EXERCISE DESCRIPTION: In the data below, give the number of lines that contain the word "count". Nothing else is needed.

AVAILABLE DATA:
------

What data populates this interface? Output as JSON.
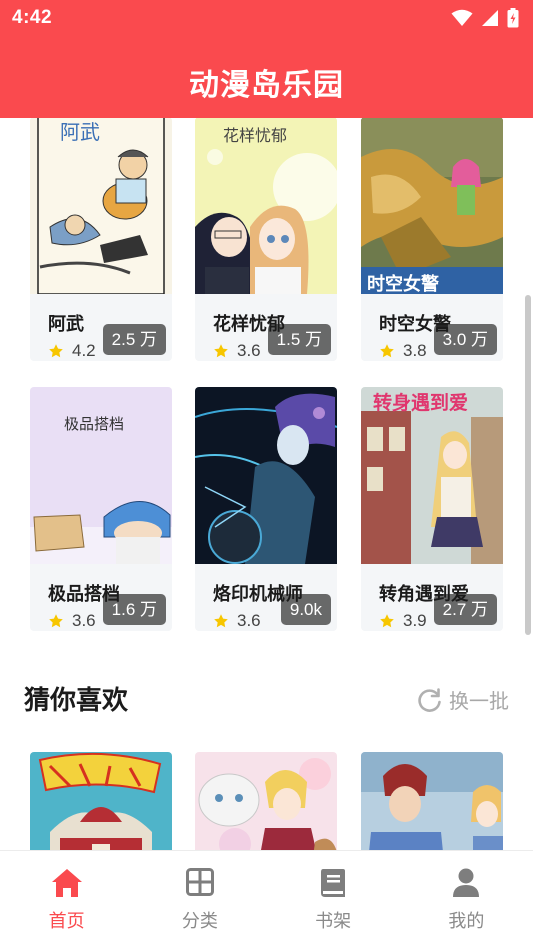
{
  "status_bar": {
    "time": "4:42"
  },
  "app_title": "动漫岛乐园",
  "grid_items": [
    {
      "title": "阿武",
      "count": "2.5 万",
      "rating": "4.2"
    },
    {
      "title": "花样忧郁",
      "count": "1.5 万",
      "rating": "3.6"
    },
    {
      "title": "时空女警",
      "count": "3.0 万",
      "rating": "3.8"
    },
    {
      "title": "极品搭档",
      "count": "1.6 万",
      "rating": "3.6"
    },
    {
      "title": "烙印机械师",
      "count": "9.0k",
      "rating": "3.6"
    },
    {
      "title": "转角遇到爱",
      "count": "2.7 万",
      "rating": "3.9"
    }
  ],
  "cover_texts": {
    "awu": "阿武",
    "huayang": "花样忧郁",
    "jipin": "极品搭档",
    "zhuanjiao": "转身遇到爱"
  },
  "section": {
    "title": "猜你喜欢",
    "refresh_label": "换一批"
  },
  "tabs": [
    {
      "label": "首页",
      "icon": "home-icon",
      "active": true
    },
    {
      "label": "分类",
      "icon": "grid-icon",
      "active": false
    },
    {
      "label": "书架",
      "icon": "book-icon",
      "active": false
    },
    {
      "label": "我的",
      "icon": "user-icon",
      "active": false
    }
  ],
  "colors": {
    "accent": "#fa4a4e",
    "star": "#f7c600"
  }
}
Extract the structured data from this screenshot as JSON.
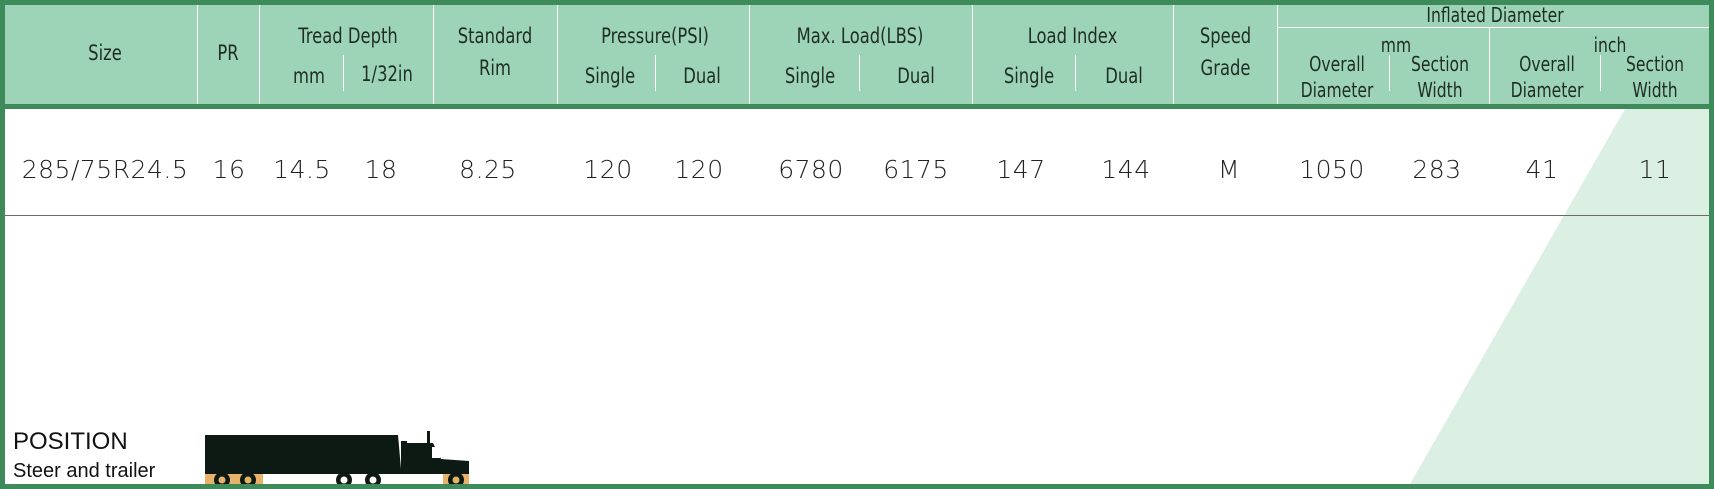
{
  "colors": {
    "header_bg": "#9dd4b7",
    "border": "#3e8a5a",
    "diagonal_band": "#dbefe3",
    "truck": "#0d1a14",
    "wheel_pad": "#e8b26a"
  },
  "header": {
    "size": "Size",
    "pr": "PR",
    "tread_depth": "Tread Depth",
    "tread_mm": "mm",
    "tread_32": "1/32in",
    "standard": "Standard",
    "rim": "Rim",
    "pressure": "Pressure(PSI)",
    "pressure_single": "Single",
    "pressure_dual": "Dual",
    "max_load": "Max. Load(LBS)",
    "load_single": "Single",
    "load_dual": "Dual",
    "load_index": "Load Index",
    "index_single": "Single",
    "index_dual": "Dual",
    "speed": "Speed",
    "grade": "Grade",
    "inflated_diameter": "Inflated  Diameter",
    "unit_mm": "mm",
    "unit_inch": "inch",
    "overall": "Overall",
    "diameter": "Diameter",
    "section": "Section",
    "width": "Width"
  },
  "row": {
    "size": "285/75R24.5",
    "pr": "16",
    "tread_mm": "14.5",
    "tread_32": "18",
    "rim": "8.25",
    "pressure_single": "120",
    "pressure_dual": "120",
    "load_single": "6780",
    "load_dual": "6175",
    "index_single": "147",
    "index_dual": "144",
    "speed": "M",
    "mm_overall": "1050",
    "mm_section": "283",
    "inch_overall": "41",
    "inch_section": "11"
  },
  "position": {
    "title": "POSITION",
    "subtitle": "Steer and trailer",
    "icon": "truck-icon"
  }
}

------

THE ANSWER: 6